I used to live in NJ and there stocking plan is a little more civilized. People still know what river is going to be stocked on what day but truck following is useless as the body of water that is stocked is closed to all fishing until 5:00 pm of that day. That at least gives the fish a chance to spread out a little and if they are put in at 8:00 am they get a nine hour reprieve before they have to survive the gauntlet of hardware and bait being thrown at them.

Catskill fly fisher for fifty-five years.
GldstrmSam
GldstrmSam's profile picture
Fairbanks, Alaska

Posts: 212
GldstrmSam on Feb 16, 2012February 16th, 2012, 3:56 pm EST
Gldstrmsam - I apologize for my comment...


That's Okay. I'm not holding any grudges.


http://www.adfg.alaska.gov/Static/fishing/pdfs/hatcheries/12region3.pdf

I'm glad you found that website. I was going to dig it up for you.
There is no greater fan of fly fishing than the worm. ~Patrick F. McManus
Wbranch
Wbranch's profile picture
York & Starlight PA

Posts: 2635
Wbranch on Feb 16, 2012February 16th, 2012, 4:03 pm EST
"I'm glad you found that website. I was going to dig it up for you."
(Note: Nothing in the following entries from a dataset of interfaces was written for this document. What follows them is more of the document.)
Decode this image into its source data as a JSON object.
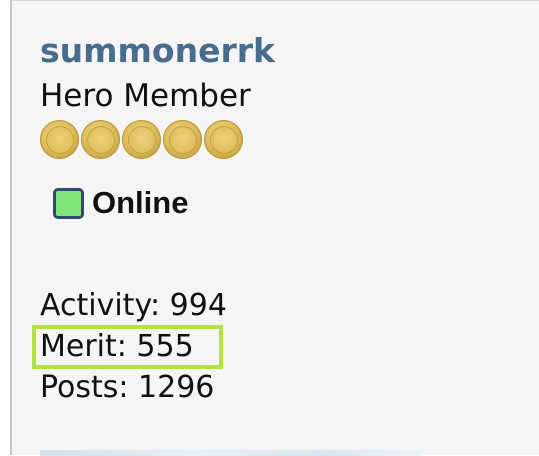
{
  "profile": {
    "username": "summonerrk",
    "rank": "Hero Member",
    "rank_star_count": 5,
    "status": {
      "icon": "online-status-icon",
      "label": "Online",
      "color": "#7ee57a"
    },
    "stats": {
      "activity_label": "Activity: 994",
      "merit_label": "Merit: 555",
      "posts_label": "Posts: 1296"
    },
    "highlight_color": "#b3e14b",
    "username_color": "#476c8e"
  }
}
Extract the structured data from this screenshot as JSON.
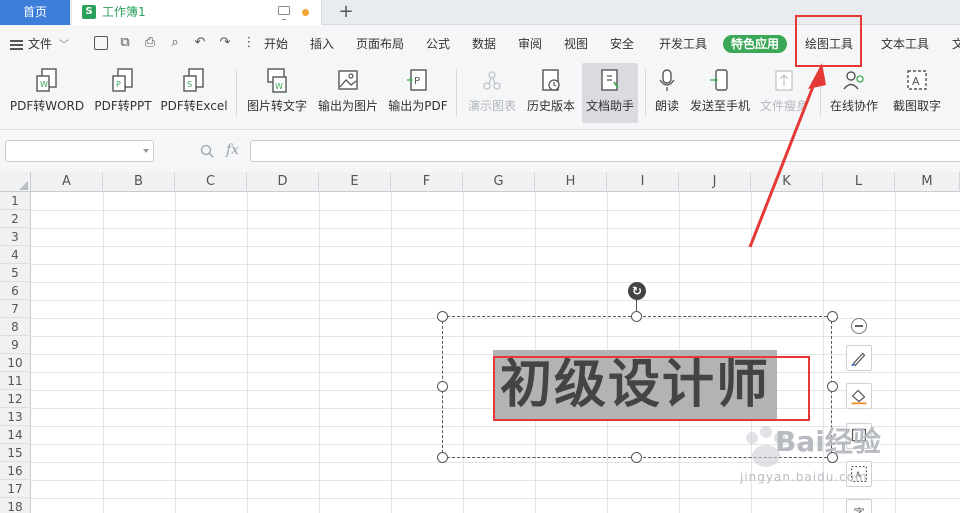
{
  "tabs": {
    "home": "首页",
    "doc_icon": "S",
    "doc": "工作簿1",
    "new": "+"
  },
  "menu": {
    "file": "文件",
    "items": [
      "开始",
      "插入",
      "页面布局",
      "公式",
      "数据",
      "审阅",
      "视图",
      "安全",
      "开发工具",
      "特色应用",
      "绘图工具",
      "文本工具",
      "文"
    ]
  },
  "ribbon": {
    "buttons": [
      {
        "label": "PDF转WORD",
        "icon": "pdf-to-word-icon",
        "disabled": false
      },
      {
        "label": "PDF转PPT",
        "icon": "pdf-to-ppt-icon",
        "disabled": false
      },
      {
        "label": "PDF转Excel",
        "icon": "pdf-to-excel-icon",
        "disabled": false
      },
      {
        "label": "图片转文字",
        "icon": "image-to-text-icon",
        "disabled": false
      },
      {
        "label": "输出为图片",
        "icon": "export-image-icon",
        "disabled": false
      },
      {
        "label": "输出为PDF",
        "icon": "export-pdf-icon",
        "disabled": false
      },
      {
        "label": "演示图表",
        "icon": "demo-chart-icon",
        "disabled": true
      },
      {
        "label": "历史版本",
        "icon": "history-icon",
        "disabled": false
      },
      {
        "label": "文档助手",
        "icon": "doc-assistant-icon",
        "disabled": false,
        "active": true
      },
      {
        "label": "朗读",
        "icon": "microphone-icon",
        "disabled": false
      },
      {
        "label": "发送至手机",
        "icon": "send-to-phone-icon",
        "disabled": false
      },
      {
        "label": "文件瘦身",
        "icon": "file-slim-icon",
        "disabled": true
      },
      {
        "label": "在线协作",
        "icon": "collaborate-icon",
        "disabled": false
      },
      {
        "label": "截图取字",
        "icon": "screenshot-text-icon",
        "disabled": false
      }
    ]
  },
  "formula": {
    "fx": "fx",
    "name_value": "",
    "formula_value": ""
  },
  "grid": {
    "columns": [
      "A",
      "B",
      "C",
      "D",
      "E",
      "F",
      "G",
      "H",
      "I",
      "J",
      "K",
      "L",
      "M"
    ],
    "rows": [
      "1",
      "2",
      "3",
      "4",
      "5",
      "6",
      "7",
      "8",
      "9",
      "10",
      "11",
      "12",
      "13",
      "14",
      "15",
      "16",
      "17",
      "18"
    ]
  },
  "textbox": {
    "text": "初级设计师"
  },
  "watermark": {
    "brand": "Bai",
    "brand2": "经验",
    "sub": "jingyan.baidu.com"
  },
  "colors": {
    "accent": "#3d7edb",
    "special": "#3aa857",
    "highlight": "#e53935"
  }
}
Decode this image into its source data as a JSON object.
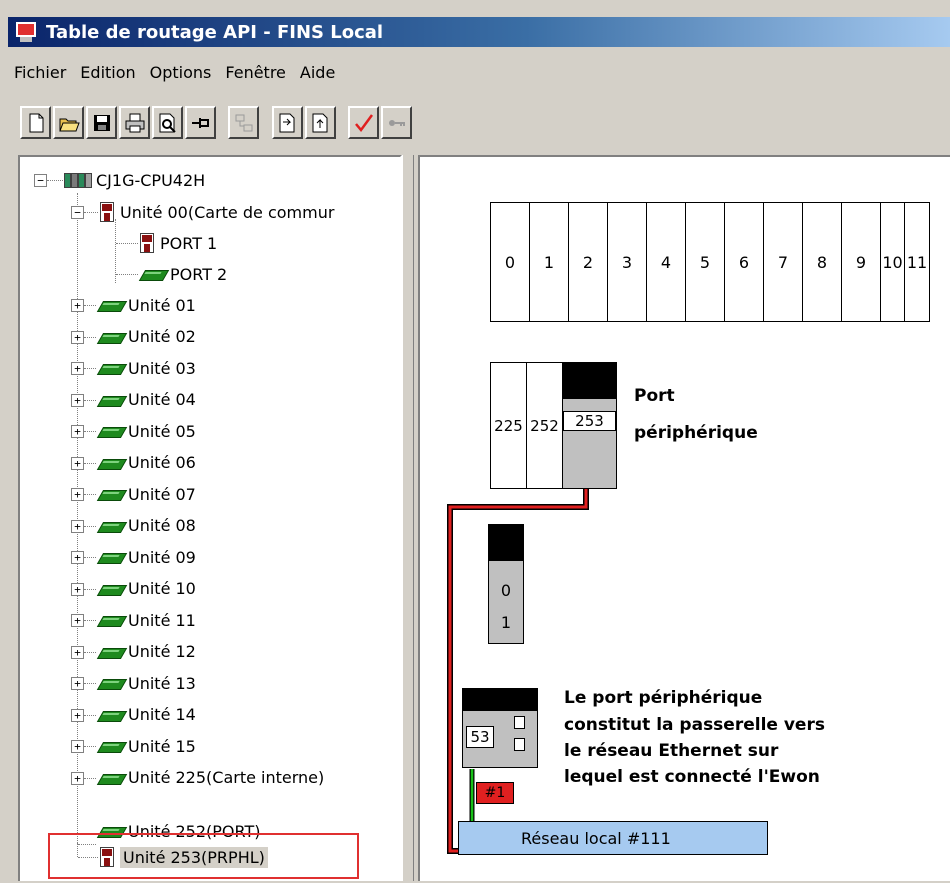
{
  "window": {
    "title": "Table de routage API - FINS Local"
  },
  "menu": [
    {
      "label": "Fichier"
    },
    {
      "label": "Edition"
    },
    {
      "label": "Options"
    },
    {
      "label": "Fenêtre"
    },
    {
      "label": "Aide"
    }
  ],
  "toolbar": [
    "new-icon",
    "open-icon",
    "save-icon",
    "print-icon",
    "preview-icon",
    "pin-icon",
    "connect-icon",
    "import-icon",
    "export-icon",
    "check-icon",
    "key-icon"
  ],
  "tree": {
    "root": "CJ1G-CPU42H",
    "unit00": "Unité 00(Carte de commur",
    "port1": "PORT 1",
    "port2": "PORT 2",
    "units": [
      "Unité 01",
      "Unité 02",
      "Unité 03",
      "Unité 04",
      "Unité 05",
      "Unité 06",
      "Unité 07",
      "Unité 08",
      "Unité 09",
      "Unité 10",
      "Unité 11",
      "Unité 12",
      "Unité 13",
      "Unité 14",
      "Unité 15",
      "Unité 225(Carte interne)"
    ],
    "unit252": "Unité 252(PORT)",
    "unit253": "Unité 253(PRPHL)"
  },
  "diagram": {
    "slots": [
      "0",
      "1",
      "2",
      "3",
      "4",
      "5",
      "6",
      "7",
      "8",
      "9",
      "10",
      "11"
    ],
    "rack": [
      "225",
      "252",
      "253"
    ],
    "port_label_1": "Port",
    "port_label_2": "périphérique",
    "module_values": [
      "0",
      "1"
    ],
    "module_unit": "53",
    "node_badge": "#1",
    "note": [
      "Le port périphérique",
      "constitut la passerelle vers",
      "le réseau Ethernet sur",
      "lequel est connecté l'Ewon"
    ],
    "network": "Réseau local #111",
    "colors": {
      "link_red": "#e02020",
      "link_black": "#000000",
      "link_green": "#18c018",
      "network": "#a6caf0"
    }
  }
}
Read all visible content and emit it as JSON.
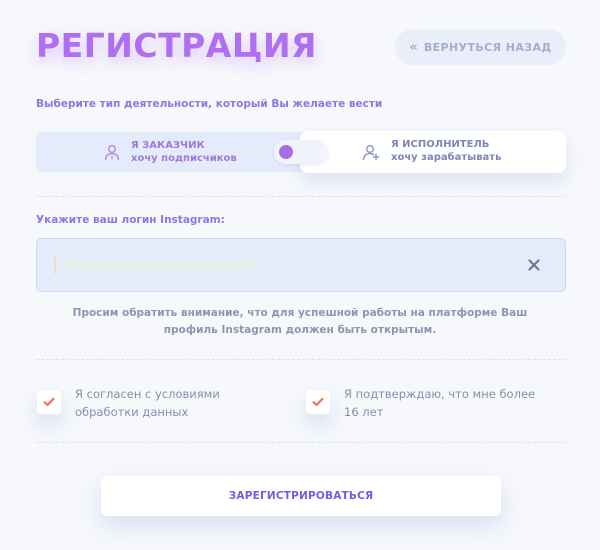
{
  "header": {
    "title": "РЕГИСТРАЦИЯ",
    "back_button_label": "ВЕРНУТЬСЯ НАЗАД"
  },
  "activity": {
    "label": "Выберите тип деятельности, который Вы желаете вести",
    "customer": {
      "title": "Я ЗАКАЗЧИК",
      "subtitle": "хочу подписчиков"
    },
    "performer": {
      "title": "Я ИСПОЛНИТЕЛЬ",
      "subtitle": "хочу зарабатывать"
    },
    "selected": "customer"
  },
  "login": {
    "label": "Укажите ваш логин Instagram:",
    "value": ""
  },
  "notice": "Просим обратить внимание, что для успешной работы на платформе Ваш профиль Instagram должен быть открытым.",
  "agreements": {
    "terms": {
      "label": "Я согласен с условиями обработки данных",
      "checked": true
    },
    "age": {
      "label": "Я подтверждаю, что мне более 16 лет",
      "checked": true
    }
  },
  "submit_label": "ЗАРЕГИСТРИРОВАТЬСЯ",
  "colors": {
    "accent": "#b06ef0",
    "check": "#ef6b52",
    "button_text": "#7a58e6"
  }
}
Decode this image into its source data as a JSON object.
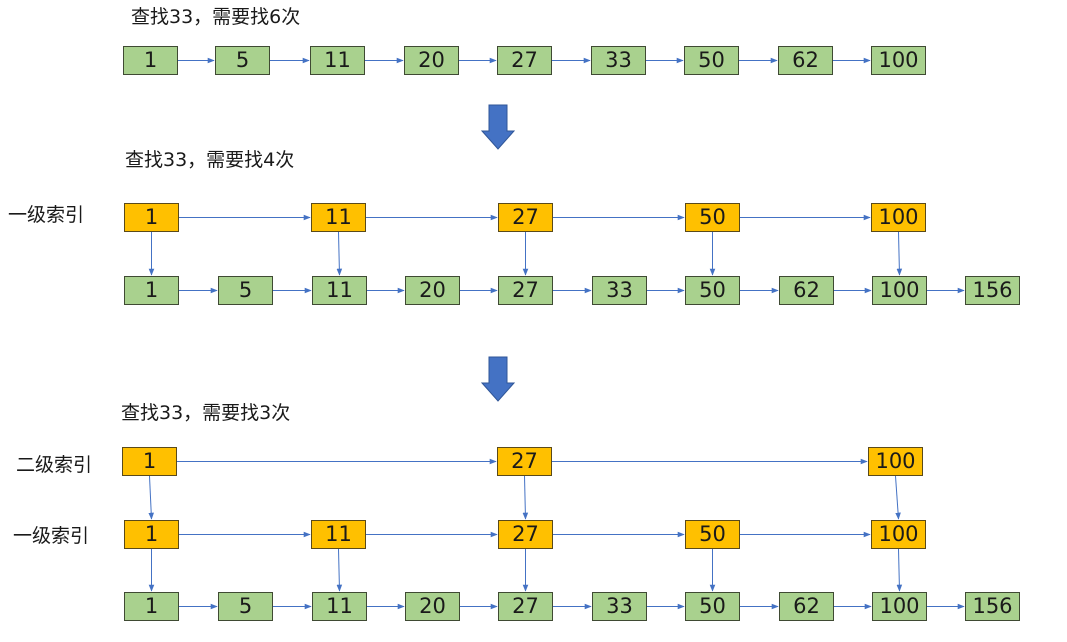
{
  "colors": {
    "base_node": "#a9d18e",
    "index_node": "#ffc000",
    "link_arrow": "#4472c4",
    "step_arrow": "#4472c4"
  },
  "sections": [
    {
      "caption": "查找33，需要找6次",
      "rows": [
        {
          "label": "",
          "kind": "base",
          "values": [
            "1",
            "5",
            "11",
            "20",
            "27",
            "33",
            "50",
            "62",
            "100"
          ]
        }
      ]
    },
    {
      "caption": "查找33，需要找4次",
      "rows": [
        {
          "label": "一级索引",
          "kind": "index",
          "values": [
            "1",
            "11",
            "27",
            "50",
            "100"
          ]
        },
        {
          "label": "",
          "kind": "base",
          "values": [
            "1",
            "5",
            "11",
            "20",
            "27",
            "33",
            "50",
            "62",
            "100",
            "156"
          ]
        }
      ]
    },
    {
      "caption": "查找33，需要找3次",
      "rows": [
        {
          "label": "二级索引",
          "kind": "index",
          "values": [
            "1",
            "27",
            "100"
          ]
        },
        {
          "label": "一级索引",
          "kind": "index",
          "values": [
            "1",
            "11",
            "27",
            "50",
            "100"
          ]
        },
        {
          "label": "",
          "kind": "base",
          "values": [
            "1",
            "5",
            "11",
            "20",
            "27",
            "33",
            "50",
            "62",
            "100",
            "156"
          ]
        }
      ]
    }
  ]
}
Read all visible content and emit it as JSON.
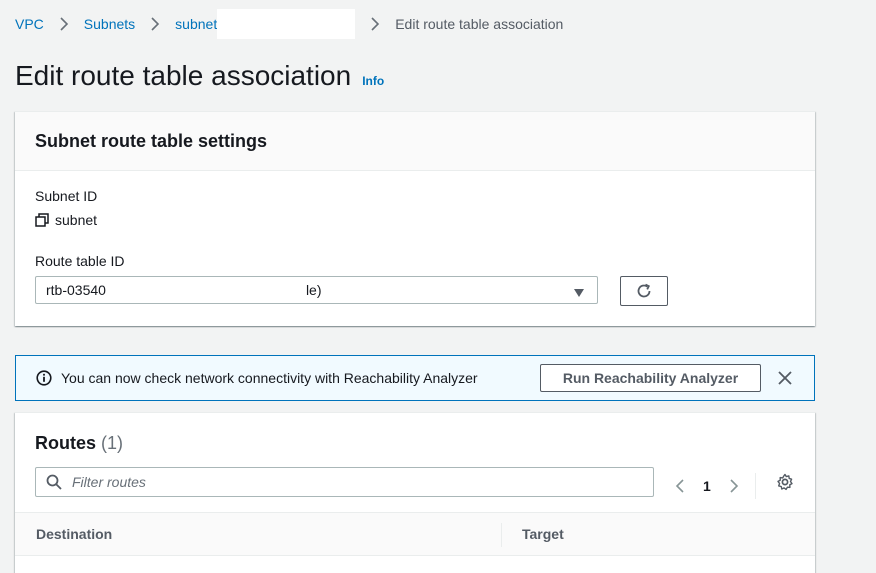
{
  "breadcrumb": {
    "items": [
      "VPC",
      "Subnets",
      "subnet"
    ],
    "current": "Edit route table association"
  },
  "page": {
    "title": "Edit route table association",
    "info_label": "Info"
  },
  "settings": {
    "header": "Subnet route table settings",
    "subnet_id_label": "Subnet ID",
    "subnet_id_value": "subnet",
    "route_table_label": "Route table ID",
    "route_table_value_start": "rtb-03540",
    "route_table_value_end": "le)"
  },
  "flash": {
    "message": "You can now check network connectivity with Reachability Analyzer",
    "button_label": "Run Reachability Analyzer",
    "color": "#0073bb"
  },
  "routes": {
    "title": "Routes",
    "count": "(1)",
    "filter_placeholder": "Filter routes",
    "page_number": "1",
    "columns": [
      "Destination",
      "Target"
    ]
  },
  "colors": {
    "link": "#0073bb",
    "text": "#16191f",
    "background": "#f2f3f3"
  }
}
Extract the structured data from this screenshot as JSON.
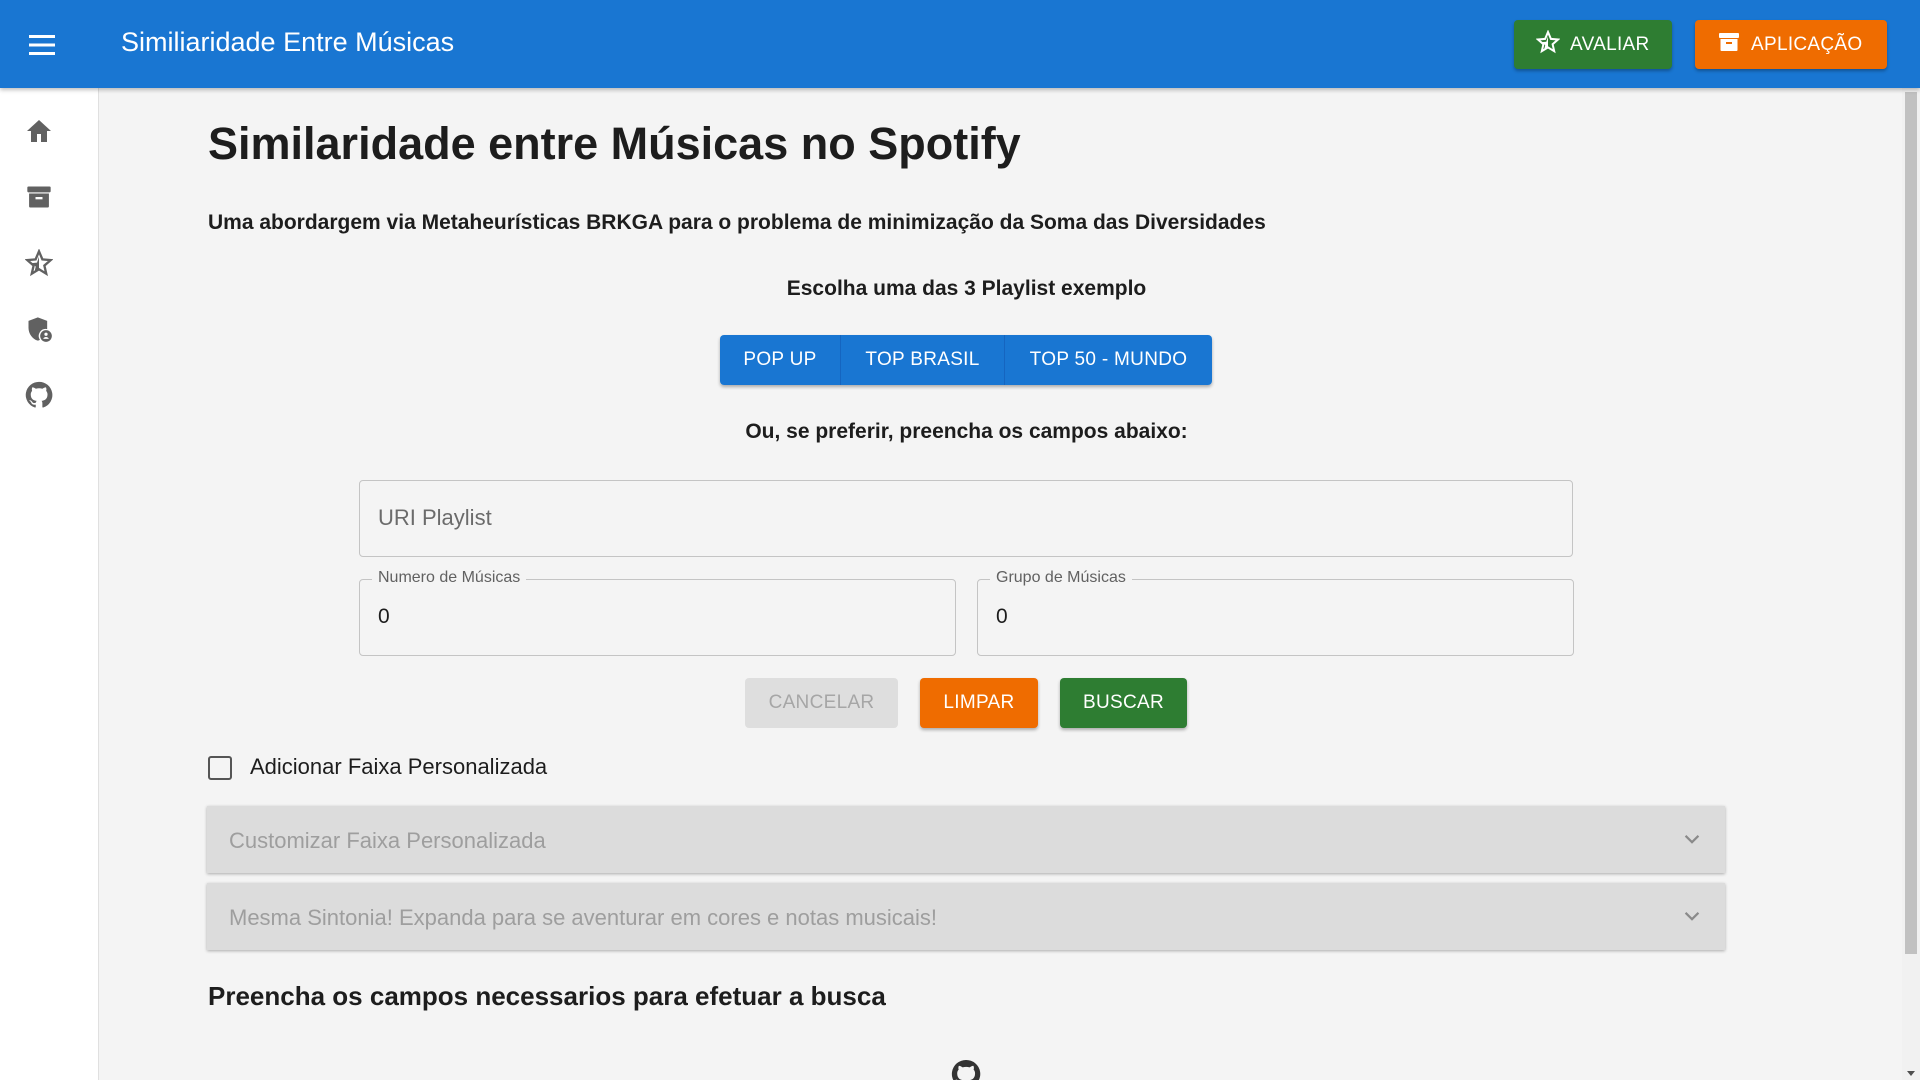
{
  "appbar": {
    "title": "Similiaridade Entre Músicas",
    "avaliar_label": "AVALIAR",
    "aplicacao_label": "APLICAÇÃO"
  },
  "sidebar": {
    "items": [
      {
        "icon": "home-icon"
      },
      {
        "icon": "archive-icon"
      },
      {
        "icon": "star-icon"
      },
      {
        "icon": "shield-person-icon"
      },
      {
        "icon": "github-icon"
      }
    ]
  },
  "main": {
    "title": "Similaridade entre Músicas no Spotify",
    "subtitle": "Uma abordargem via Metaheurísticas BRKGA para o problema de minimização da Soma das Diversidades",
    "choose_text": "Escolha uma das 3 Playlist exemplo",
    "playlists": [
      "POP UP",
      "TOP BRASIL",
      "TOP 50 - MUNDO"
    ],
    "or_text": "Ou, se preferir, preencha os campos abaixo:",
    "uri_placeholder": "URI Playlist",
    "num_label": "Numero de Músicas",
    "num_value": "0",
    "group_label": "Grupo de Músicas",
    "group_value": "0",
    "cancel_label": "CANCELAR",
    "limpar_label": "LIMPAR",
    "buscar_label": "BUSCAR",
    "checkbox_label": "Adicionar Faixa Personalizada",
    "accordion1": "Customizar Faixa Personalizada",
    "accordion2": "Mesma Sintonia! Expanda para se aventurar em cores e notas musicais!",
    "footer_text": "Preencha os campos necessarios para efetuar a busca"
  },
  "colors": {
    "primary": "#1976d2",
    "success": "#2e7d32",
    "warning": "#ef6c00"
  }
}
Yea, me too, if you'd of sent it to me first I'd need a whole bunch of help to extricate my foot from my mouth!
Catskill fly fisher for fifty-five years.

Quick Reply

Related Discussions

Topic
Replies
Last Reply
18
Aug 7, 2012
by Jmd123
Troutnut.com is copyright © 2004-2024 (email Jason). privacy policy